** The problem **
Restate the whole of the data below word for word, skipping the images.

Element data from apps and pages
* * * * * * *

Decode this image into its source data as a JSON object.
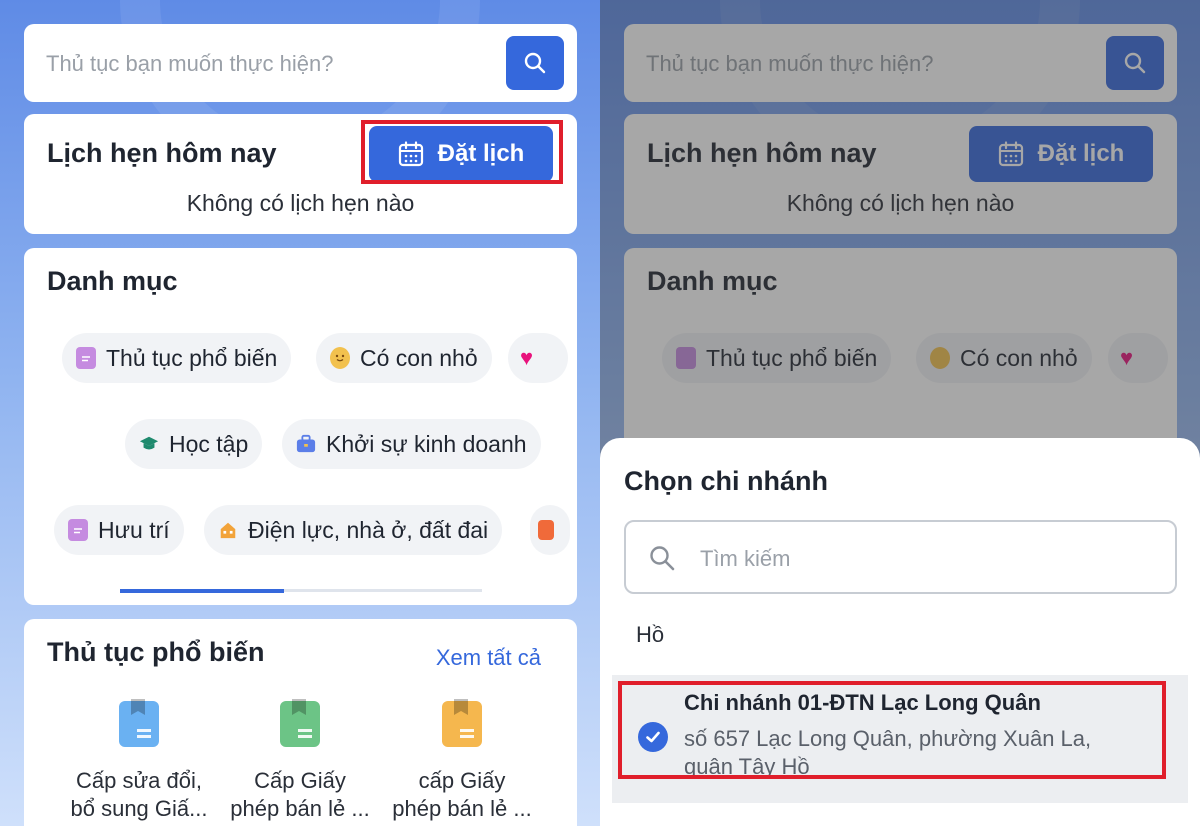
{
  "search": {
    "placeholder": "Thủ tục bạn muốn thực hiện?"
  },
  "appointment": {
    "title": "Lịch hẹn hôm nay",
    "book_label": "Đặt lịch",
    "empty_text": "Không có lịch hẹn nào"
  },
  "categories": {
    "title": "Danh mục",
    "items": [
      {
        "label": "Thủ tục phổ biến",
        "icon": "document-icon",
        "color": "#c58be0"
      },
      {
        "label": "Có con nhỏ",
        "icon": "baby-face-icon",
        "color": "#f2c14e"
      },
      {
        "label": "",
        "icon": "heart-icon",
        "color": "#e8127c"
      },
      {
        "label": "Học tập",
        "icon": "graduation-cap-icon",
        "color": "#1f8a6e"
      },
      {
        "label": "Khởi sự kinh doanh",
        "icon": "briefcase-icon",
        "color": "#5b7ee8"
      },
      {
        "label": "Hưu trí",
        "icon": "document-icon",
        "color": "#c58be0"
      },
      {
        "label": "Điện lực, nhà ở, đất đai",
        "icon": "house-icon",
        "color": "#f2a33a"
      },
      {
        "label": "",
        "icon": "sofa-icon",
        "color": "#f06a3a"
      }
    ]
  },
  "popular": {
    "title": "Thủ tục phổ biến",
    "see_all": "Xem tất cả",
    "items": [
      {
        "line1": "Cấp sửa đổi,",
        "line2": "bổ sung Giấ...",
        "color": "#6ab1f2"
      },
      {
        "line1": "Cấp Giấy",
        "line2": "phép bán lẻ ...",
        "color": "#6cc486"
      },
      {
        "line1": "cấp Giấy",
        "line2": "phép bán lẻ ...",
        "color": "#f5b74e"
      }
    ]
  },
  "branch_sheet": {
    "title": "Chọn chi nhánh",
    "search_placeholder": "Tìm kiếm",
    "partial_text": "Hồ",
    "selected_branch": {
      "name": "Chi nhánh 01-ĐTN Lạc Long Quân",
      "address_line1": "số 657 Lạc Long Quân, phường Xuân La,",
      "address_line2": "quận Tây Hồ"
    }
  },
  "colors": {
    "accent": "#3568dc",
    "highlight": "#e01e2b"
  }
}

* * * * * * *

** Answer **
Decode this image into its source data as a JSON object.
{
  "search": {
    "placeholder": "Thủ tục bạn muốn thực hiện?"
  },
  "appointment": {
    "title": "Lịch hẹn hôm nay",
    "book_label": "Đặt lịch",
    "empty_text": "Không có lịch hẹn nào"
  },
  "categories": {
    "title": "Danh mục",
    "items": [
      {
        "label": "Thủ tục phổ biến",
        "icon": "document-icon",
        "color": "#c58be0"
      },
      {
        "label": "Có con nhỏ",
        "icon": "baby-face-icon",
        "color": "#f2c14e"
      },
      {
        "label": "",
        "icon": "heart-icon",
        "color": "#e8127c"
      },
      {
        "label": "Học tập",
        "icon": "graduation-cap-icon",
        "color": "#1f8a6e"
      },
      {
        "label": "Khởi sự kinh doanh",
        "icon": "briefcase-icon",
        "color": "#5b7ee8"
      },
      {
        "label": "Hưu trí",
        "icon": "document-icon",
        "color": "#c58be0"
      },
      {
        "label": "Điện lực, nhà ở, đất đai",
        "icon": "house-icon",
        "color": "#f2a33a"
      },
      {
        "label": "",
        "icon": "sofa-icon",
        "color": "#f06a3a"
      }
    ]
  },
  "popular": {
    "title": "Thủ tục phổ biến",
    "see_all": "Xem tất cả",
    "items": [
      {
        "line1": "Cấp sửa đổi,",
        "line2": "bổ sung Giấ...",
        "color": "#6ab1f2"
      },
      {
        "line1": "Cấp Giấy",
        "line2": "phép bán lẻ ...",
        "color": "#6cc486"
      },
      {
        "line1": "cấp Giấy",
        "line2": "phép bán lẻ ...",
        "color": "#f5b74e"
      }
    ]
  },
  "branch_sheet": {
    "title": "Chọn chi nhánh",
    "search_placeholder": "Tìm kiếm",
    "partial_text": "Hồ",
    "selected_branch": {
      "name": "Chi nhánh 01-ĐTN Lạc Long Quân",
      "address_line1": "số 657 Lạc Long Quân, phường Xuân La,",
      "address_line2": "quận Tây Hồ"
    }
  },
  "colors": {
    "accent": "#3568dc",
    "highlight": "#e01e2b"
  }
}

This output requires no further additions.